In the fall of 2016, a Linwood school board election was imminent, and Anthony Gaud, a career tech and media entrepreneur, felt a journalistic calling.
So he started Linwood Live, a Facebook group, and livestreamed interviews with all of the candidates running. He did it again in 2017.
It’s a small town, he said, and there was confusion as to what the government was doing, what the school board was doing.
“(I) wanted the town to have a say in discussing it,” said Gaud, 49. “When (I) launched the group, it was not to influence the school board election but to give each side an opportunity to have discussion about it.”
Now, Linwood Live streams Mainland Regional High School football games, posts produced videos and serves as a forum and sounding board in the community.
Linwood Live is one group of likely thousands like it. If a town has more than a handful of people, there’s a good chance its residents are online sharing news stories, kvetching about weather and potholes, and making jokes about local personalities.
“It’s kind of a combination of town square, information desk and table at your favorite diner,” said David Weiman, who became a moderator in a Ventnor community group in May.
And such groups can fill in the gaps for an understaffed press, sharing breaking information — though often with little in the way of confirmation or detail.
“To an extent, local Facebook groups do serve a similar need for local information, getting oriented in your environment and staying on top of your community,” said Katherine Ognyanova, an assistant professor of communication at Rutgers University. “You can’t rely on Facebook groups for accountability reporting. ... On the other hand, Facebook groups do provide better tools for collective action and organizing.”
Groups like Ocean City, New Jersey Flooding serve a singular focus — an issue that needles the community — and keep members on task, often mobilizing for council meetings.
Suzanne Leary Hornick started the group five years ago. She had a summer home in Ocean City for years and moved there full time six years ago.
Hornick and members of the group share a frustration and pointed rage at a local government they feel does little to address the frequent flooding that threatens their homes.
She said there isn’t enough dedicated reporting to what she sees as a critical issue.
In comes her group, and she sees it making serious headway as of late. Mayor Jay Gillian, she said, hears their issues and has worked toward solutions with them.
“In the beginning it was very contentious,” Hornick said. “I think (Gillian) started to realize that my group only wants the flooding to stop and the island to be healthy and we want to improve our quality of life. There is no ulterior motive.”
A spokesman for Ocean City said the city “welcomes cooperation and partnerships from state and federal agencies, local citizen groups, regional teams and anybody else” throughout its flood remediation efforts.
There’s a crowdsourcing element to the group, as well.
“When there’s a flooding issue … people will say, ‘My mother’s in the house alone,’ ‘Can somebody check on my property,’ ‘I’m worried about my dog,’ whatever it is,” Hornick said, “and somebody else will say, ‘I can see your house, you’re fine’ or ‘I will go check.’ It’s become a resource for the community in that way, unlike anything else in that respect.”

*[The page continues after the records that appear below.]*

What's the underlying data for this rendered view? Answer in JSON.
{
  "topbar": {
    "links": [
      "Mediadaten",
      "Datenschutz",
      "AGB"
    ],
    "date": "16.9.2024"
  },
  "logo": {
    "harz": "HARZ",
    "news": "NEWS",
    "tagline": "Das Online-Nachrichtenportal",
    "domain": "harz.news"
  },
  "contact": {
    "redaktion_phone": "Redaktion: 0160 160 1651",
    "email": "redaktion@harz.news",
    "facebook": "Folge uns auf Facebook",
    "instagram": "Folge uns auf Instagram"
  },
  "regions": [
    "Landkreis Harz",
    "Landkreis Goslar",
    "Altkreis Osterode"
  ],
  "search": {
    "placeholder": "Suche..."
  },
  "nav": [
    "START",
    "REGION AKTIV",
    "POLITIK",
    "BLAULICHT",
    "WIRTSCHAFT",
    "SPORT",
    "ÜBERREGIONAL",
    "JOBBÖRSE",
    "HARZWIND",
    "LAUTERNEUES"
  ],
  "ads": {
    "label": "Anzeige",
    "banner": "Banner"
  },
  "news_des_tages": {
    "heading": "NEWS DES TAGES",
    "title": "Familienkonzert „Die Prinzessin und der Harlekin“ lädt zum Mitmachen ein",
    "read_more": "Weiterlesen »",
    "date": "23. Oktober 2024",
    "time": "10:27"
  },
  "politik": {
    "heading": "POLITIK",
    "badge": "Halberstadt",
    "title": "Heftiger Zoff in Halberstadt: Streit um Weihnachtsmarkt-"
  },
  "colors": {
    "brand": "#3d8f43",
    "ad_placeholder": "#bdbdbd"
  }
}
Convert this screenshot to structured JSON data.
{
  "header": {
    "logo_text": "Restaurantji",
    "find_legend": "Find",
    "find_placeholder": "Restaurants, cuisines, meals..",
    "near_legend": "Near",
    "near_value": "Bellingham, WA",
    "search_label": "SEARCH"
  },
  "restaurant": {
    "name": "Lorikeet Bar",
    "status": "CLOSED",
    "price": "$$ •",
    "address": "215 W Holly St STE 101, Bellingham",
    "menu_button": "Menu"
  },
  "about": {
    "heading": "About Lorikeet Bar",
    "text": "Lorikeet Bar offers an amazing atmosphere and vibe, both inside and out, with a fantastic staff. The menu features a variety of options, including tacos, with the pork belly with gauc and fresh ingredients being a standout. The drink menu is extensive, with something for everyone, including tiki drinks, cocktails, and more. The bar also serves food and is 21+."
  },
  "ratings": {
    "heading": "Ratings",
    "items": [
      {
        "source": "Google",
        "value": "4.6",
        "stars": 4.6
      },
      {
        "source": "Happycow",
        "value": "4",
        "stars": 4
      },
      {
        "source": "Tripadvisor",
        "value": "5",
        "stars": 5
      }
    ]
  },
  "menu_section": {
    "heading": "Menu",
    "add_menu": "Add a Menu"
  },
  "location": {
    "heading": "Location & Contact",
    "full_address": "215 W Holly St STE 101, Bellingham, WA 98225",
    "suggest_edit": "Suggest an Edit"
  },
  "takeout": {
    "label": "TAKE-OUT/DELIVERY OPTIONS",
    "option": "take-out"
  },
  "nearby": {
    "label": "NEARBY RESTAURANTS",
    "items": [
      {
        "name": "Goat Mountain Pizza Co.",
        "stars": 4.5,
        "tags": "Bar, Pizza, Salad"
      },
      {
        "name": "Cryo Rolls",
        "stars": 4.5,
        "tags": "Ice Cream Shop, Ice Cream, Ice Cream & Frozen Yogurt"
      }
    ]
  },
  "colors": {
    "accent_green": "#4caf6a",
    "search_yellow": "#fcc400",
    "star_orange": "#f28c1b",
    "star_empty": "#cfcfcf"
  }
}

As communities find utility in the groups, their ranks swell. Linwood Live’s subscribers number about one fifth of the city’s population, 6,855. Hornick said her group has more members than the city has residents who vote. And, with that, personal squabbles, obnoxious advertising and endless political sniping blooms, requiring consistent moderating.
What often starts as a project or a one-off thing soon requires help. Volunteer moderators work as editors: They see when commenters bare their fangs and when topics with a history of causing conflict slip onto the timeline.
“I brought in the moderators because any time I seemed to go on a business trip or on vacation, something would happen,” Gaud said.
Their help is never really sufficient.
“The lack of editorial filtering means that information can spread fast and far,” Ognyanova said, “but so can inaccurate or harmful rumors. In fact, recent research suggests that false rumors may spread farther and faster, partly because they are often made to sound sensational while the truth may be mundane.”
Weiman sees the phenomenon in Ventnor’s group.
“I think the medium of the written word lends itself to misunderstandings that would not happen quite the same way if people were talking in person,” Weiman said. “It’s only when someone gets an unexpected reaction that they might realize the impact was different than they intended. Even given that, overall I’d say the disagreements are actually pretty civil.”
All the groups serve multiple functions: People help others find pets, post road closings, etc.
“It’s a group of people who take time out of their own busy lives to help other people,” Weiman said.
“People have become friends (in Linwood Live),” Gaud said. “I mean, it’s crazy.”
Others roll up their sleeves and get deep into extended, vitriolic arguments. Some find their neighbors’ actions slanderous.
Gaud has gotten threats of lawsuits over something a member has posted on the page: “You take that thing down or I’m gonna get my lawyer!”
Positive feedback encourages participation, Ognyanova said, but “negative, rude or disparaging comments hamper participation and threaten to unravel the social fabric of an online community.”
Overall, though, Gaud enjoys moderating the page — and sees it filling a crucial need.
“There is a real lack of … really it’s a product,” Gaud said. “People want to be entertained and informed. That’s what modern news media is. This is a form of that. It really is.”